{
    ...
    app.UseDefaultFiles();
    app.UseStaticFiles();
    app.UseWebSockets();
    app.UseMvc();
    ...
}

Also in the Startup.cs file, locate the ConfigureServices method. Remove the AddBot() line and make sure you have lines for adding your IBot and a BotFrameworkHttpAdapter:


public void ConfigureServices(IServiceCollection services)
{
    services.AddMvc().SetCompatibilityVersion(CompatibilityVersion.Version_2_1);
    services.AddSingleton<ICredentialProvider, ConfigurationCredentialProvider>();
    services.AddSingleton<IChannelProvider, ConfigurationChannelProvider>();

    // Create the Bot Framework Adapter.
    services.AddSingleton<IBotFrameworkHttpAdapter, BotFrameworkHttpAdapter>();

    // Create the bot as a transient. In this case the ASP Controller is expecting an IBot.
    services.AddTransient<IBot, EchoBot>();
}

The remainder of your bot code stays the same!

Step3: Ensure WebSockets are enabled

When you create a new bot from the Azure Portal using one of the templates such as EchoBot, you will get a bot that includes an ASP.NET MVC controller that exposes a GET and POST endpoint and will also use WebSockets. These instructions explain how to add these elements to your bot if you are upgrading or did not make your bot from a template.

Open BotController.cs under the Controllers folder in your solution

Find the PostAsync method in the class and update its decoration from [HttpPost] to [HttpPost, HttpGet]:


[HttpPost, HttpGet]
public async Task PostAsync()
{
    await _adapter.ProcessAsync(Request, Response, _bot);
}

Save and close BotController.cs

Open Startup.cs in the root of your solution.

In Startup.cs, navigate to the bottom of the Configure method. Before the call to app.UseMvc(), add a call to app.UseWebSockets(). This is important as the order of these use calls matters.
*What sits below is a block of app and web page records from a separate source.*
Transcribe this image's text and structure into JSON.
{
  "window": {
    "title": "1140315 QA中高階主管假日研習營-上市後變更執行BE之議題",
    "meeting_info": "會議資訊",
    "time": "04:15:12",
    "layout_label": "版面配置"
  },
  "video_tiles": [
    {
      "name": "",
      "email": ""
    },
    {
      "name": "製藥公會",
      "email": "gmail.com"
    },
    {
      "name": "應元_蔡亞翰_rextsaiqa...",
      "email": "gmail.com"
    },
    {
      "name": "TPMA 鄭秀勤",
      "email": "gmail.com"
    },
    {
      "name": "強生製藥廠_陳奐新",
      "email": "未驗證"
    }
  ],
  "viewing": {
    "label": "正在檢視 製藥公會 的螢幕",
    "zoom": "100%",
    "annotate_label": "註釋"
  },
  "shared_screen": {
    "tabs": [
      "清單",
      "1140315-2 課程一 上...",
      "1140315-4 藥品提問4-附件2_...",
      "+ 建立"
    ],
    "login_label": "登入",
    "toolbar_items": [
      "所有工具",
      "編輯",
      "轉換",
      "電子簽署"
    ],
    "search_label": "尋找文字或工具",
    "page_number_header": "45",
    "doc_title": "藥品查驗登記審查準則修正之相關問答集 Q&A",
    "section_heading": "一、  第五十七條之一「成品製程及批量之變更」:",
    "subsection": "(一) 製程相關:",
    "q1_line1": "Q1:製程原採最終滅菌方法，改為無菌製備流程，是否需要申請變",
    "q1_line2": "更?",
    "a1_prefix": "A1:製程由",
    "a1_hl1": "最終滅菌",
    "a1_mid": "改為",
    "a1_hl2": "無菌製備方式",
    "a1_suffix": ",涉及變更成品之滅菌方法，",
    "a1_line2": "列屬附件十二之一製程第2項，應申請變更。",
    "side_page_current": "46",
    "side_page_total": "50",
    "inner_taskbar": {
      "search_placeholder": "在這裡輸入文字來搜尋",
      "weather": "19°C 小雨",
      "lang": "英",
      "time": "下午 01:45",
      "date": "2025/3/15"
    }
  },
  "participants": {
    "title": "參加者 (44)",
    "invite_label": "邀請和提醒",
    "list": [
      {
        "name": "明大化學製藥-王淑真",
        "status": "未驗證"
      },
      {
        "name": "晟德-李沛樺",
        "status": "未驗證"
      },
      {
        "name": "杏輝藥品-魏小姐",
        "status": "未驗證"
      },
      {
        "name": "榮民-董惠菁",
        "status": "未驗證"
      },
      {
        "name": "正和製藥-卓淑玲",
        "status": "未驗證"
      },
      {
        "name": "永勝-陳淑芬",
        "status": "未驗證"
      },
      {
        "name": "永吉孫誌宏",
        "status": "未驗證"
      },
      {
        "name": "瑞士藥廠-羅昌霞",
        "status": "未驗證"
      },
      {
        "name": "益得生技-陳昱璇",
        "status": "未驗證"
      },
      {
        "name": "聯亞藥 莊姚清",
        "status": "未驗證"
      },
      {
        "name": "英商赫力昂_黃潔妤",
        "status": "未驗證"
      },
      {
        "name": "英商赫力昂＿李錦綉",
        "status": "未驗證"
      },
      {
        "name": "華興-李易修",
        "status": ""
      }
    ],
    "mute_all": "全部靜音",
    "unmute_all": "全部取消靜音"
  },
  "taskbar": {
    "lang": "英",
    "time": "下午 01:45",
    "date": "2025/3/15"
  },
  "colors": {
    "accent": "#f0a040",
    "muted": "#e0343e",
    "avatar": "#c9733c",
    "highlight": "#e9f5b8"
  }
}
The end of the method should look something like this:

public void Configure(IApplicationBuilder app, IHostingEnvironment env)
{
    ...
    app.UseDefaultFiles();
    app.UseStaticFiles();
    app.UseWebSockets();
    app.UseMvc();
    ...
}

The remainder of your bot code stays the same!

Step 4: Optionally set the Speak field on Activities to customize what is spoken to the user

By default, all messages sent through Direct Line Speech to the user will be spoken.

You can optionally customize how the message is spoken by setting the Speak field of any Activity sent from the bot:


public IActivity Speak(string message)
{
    var activity = MessageFactory.Text(message);
    string body = @"<speak version='1.0' xmlns='https://www.w3.org/2001/10/synthesis' xml:lang='en-US'>

        <voice name='Microsoft Server Speech Text to Speech Voice (en-US, JessaRUS)'>" +
        $"{message}" + "</voice></speak>";

    activity.Speak = body;
    return activity;
}

The following snippet shows how to use the previous Speak function:


protected override async Task OnMessageActivityAsync(ITurnContext<IMessageActivity> turnContext, CancellationToken cancellationToken)
{
    await turnContext.SendActivityAsync(Speak($"Echo: {turnContext.Activity.Text}"), cancellationToken);
}

Additional information